Stored dataset items:
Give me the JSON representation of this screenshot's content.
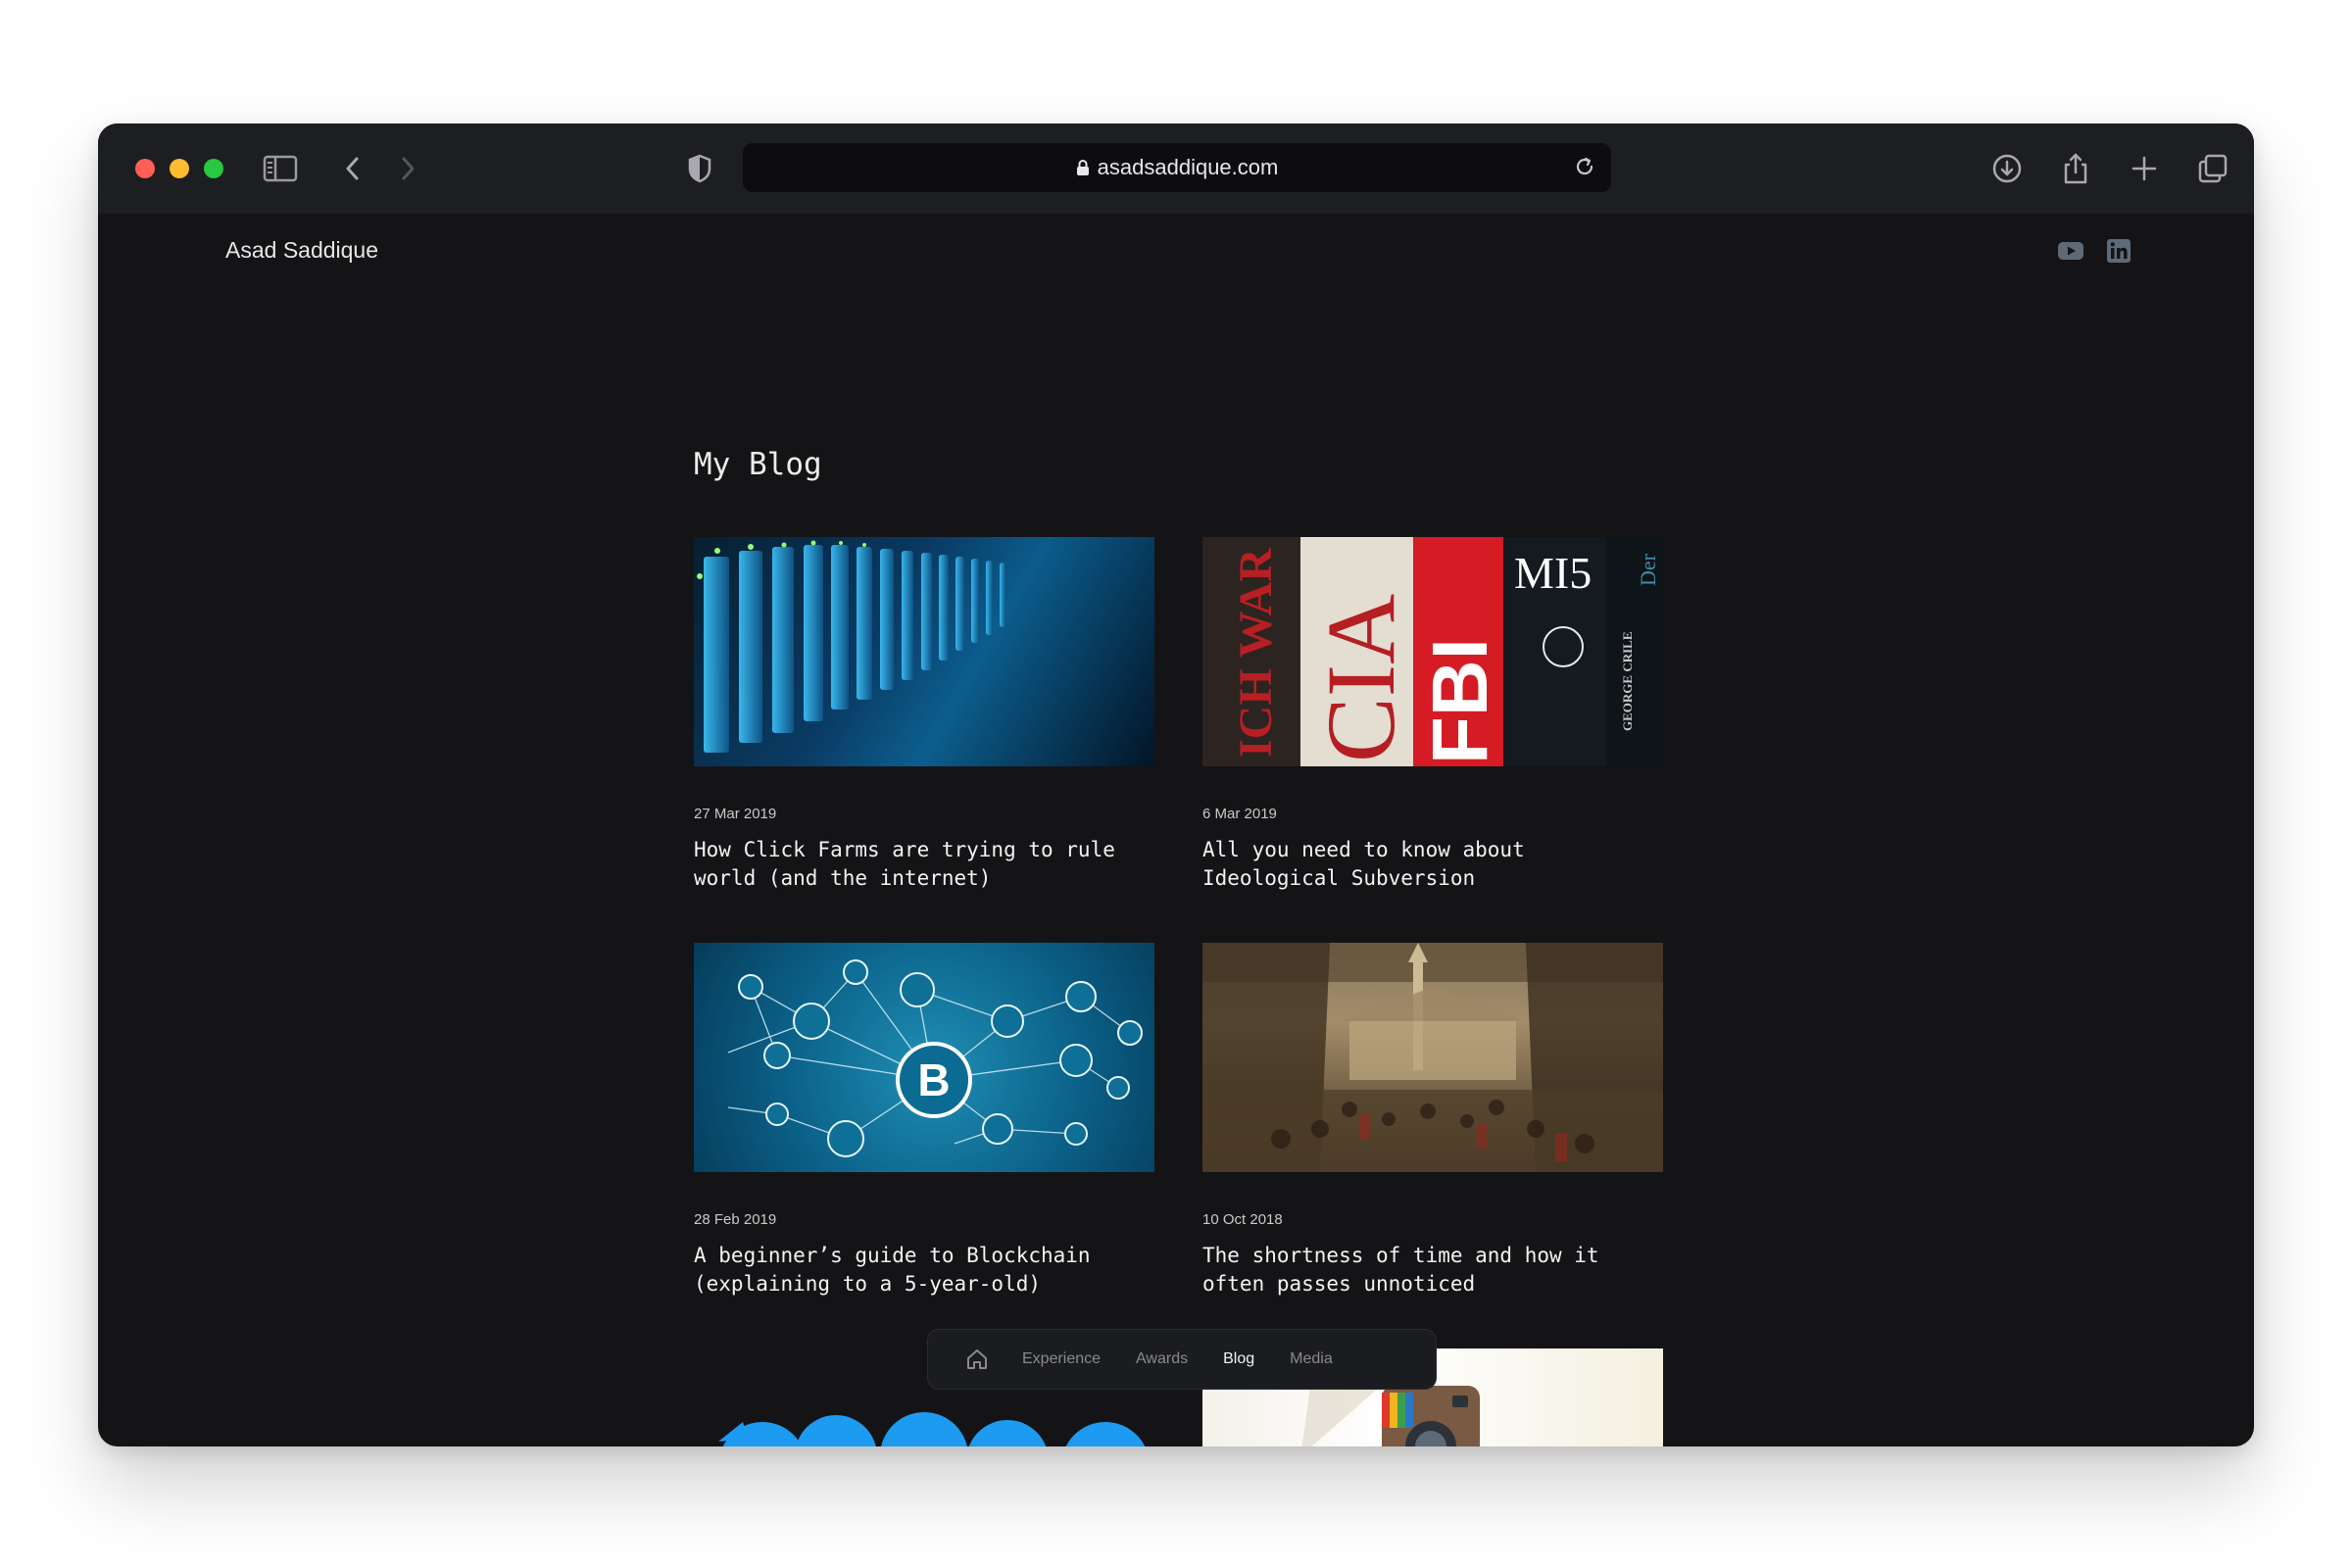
{
  "browser": {
    "url": "asadsaddique.com",
    "icons": [
      "sidebar-icon",
      "back-icon",
      "forward-icon",
      "shield-icon",
      "lock-icon",
      "reload-icon",
      "download-icon",
      "share-icon",
      "new-tab-icon",
      "tabs-overview-icon"
    ]
  },
  "site": {
    "name": "Asad Saddique",
    "social_icons": [
      "youtube-icon",
      "linkedin-icon"
    ]
  },
  "page": {
    "title": "My Blog"
  },
  "posts": [
    {
      "date": "27 Mar 2019",
      "title": "How Click Farms are trying to rule\nworld (and the internet)"
    },
    {
      "date": "6 Mar 2019",
      "title": "All you need to know about\nIdeological Subversion"
    },
    {
      "date": "28 Feb 2019",
      "title": "A beginner’s guide to Blockchain\n(explaining to a 5-year-old)"
    },
    {
      "date": "10 Oct 2018",
      "title": "The shortness of time and how it\noften passes unnoticed"
    }
  ],
  "thumb_text": {
    "book1": "ICH WAR JACK",
    "book2": "CIA",
    "book3": "FBI",
    "book4": "MI5",
    "book5": "GEORGE CRILE",
    "book6": "Der",
    "bitcoin": "B"
  },
  "nav": {
    "items": [
      "Experience",
      "Awards",
      "Blog",
      "Media"
    ],
    "active": "Blog"
  },
  "colors": {
    "background": "#141417",
    "toolbar": "#1d1e21",
    "traffic_red": "#ff5f57",
    "traffic_yellow": "#febc2e",
    "traffic_green": "#28c840"
  }
}
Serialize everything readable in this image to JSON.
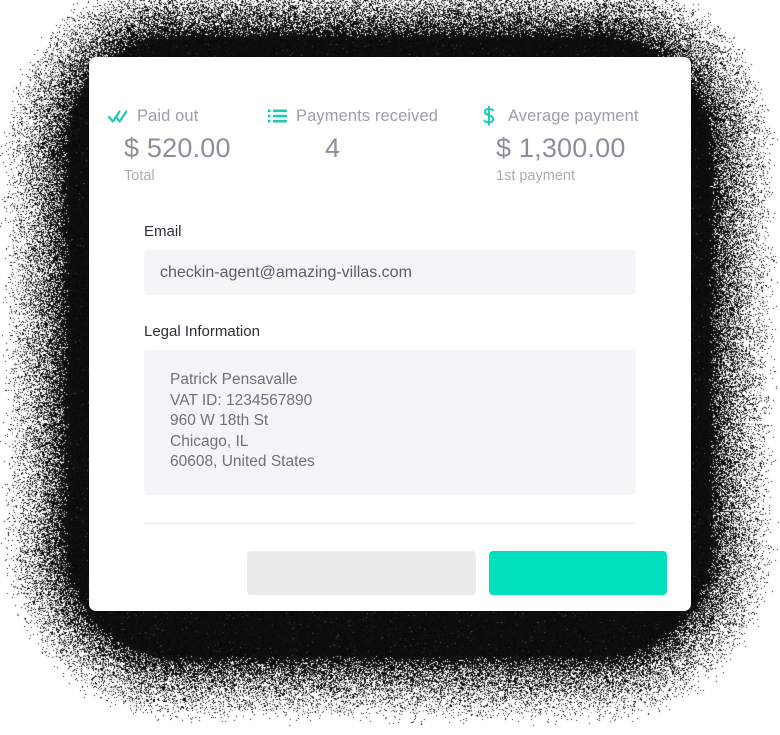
{
  "stats": [
    {
      "icon": "double-check-icon",
      "label": "Paid out",
      "value": "$ 520.00",
      "sub": "Total"
    },
    {
      "icon": "list-icon",
      "label": "Payments received",
      "value": "4",
      "sub": ""
    },
    {
      "icon": "dollar-sign-icon",
      "label": "Average payment",
      "value": "$ 1,300.00",
      "sub": "1st payment"
    }
  ],
  "email": {
    "label": "Email",
    "value": "checkin-agent@amazing-villas.com",
    "placeholder": "Email"
  },
  "legal": {
    "label": "Legal Information",
    "lines": [
      "Patrick Pensavalle",
      "VAT ID: 1234567890",
      "960 W 18th St",
      "Chicago, IL",
      "60608, United States"
    ]
  },
  "actions": {
    "secondary_label": "",
    "primary_label": ""
  },
  "colors": {
    "accent": "#00e0bc",
    "icon_accent": "#16cbb0",
    "value_text": "#8a909a",
    "label_text": "#9aa0a8",
    "field_bg": "#f4f5f6",
    "secondary_btn": "#ececec",
    "card_bg": "#ffffff",
    "page_bg": "#ffffff"
  }
}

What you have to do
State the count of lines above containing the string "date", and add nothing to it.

Solution to the exercise
4